RECORDS FOR THIS TASK:
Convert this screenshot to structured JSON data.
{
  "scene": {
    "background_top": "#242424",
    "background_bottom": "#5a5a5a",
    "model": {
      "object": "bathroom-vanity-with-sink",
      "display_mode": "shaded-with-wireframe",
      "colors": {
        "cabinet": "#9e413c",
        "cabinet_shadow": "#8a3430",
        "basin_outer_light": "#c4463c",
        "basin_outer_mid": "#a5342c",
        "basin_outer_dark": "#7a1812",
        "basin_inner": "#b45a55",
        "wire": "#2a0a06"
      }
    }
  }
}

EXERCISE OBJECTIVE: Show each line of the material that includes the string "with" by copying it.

RESPONSE:
      "object": "bathroom-vanity-with-sink",
      "display_mode": "shaded-with-wireframe",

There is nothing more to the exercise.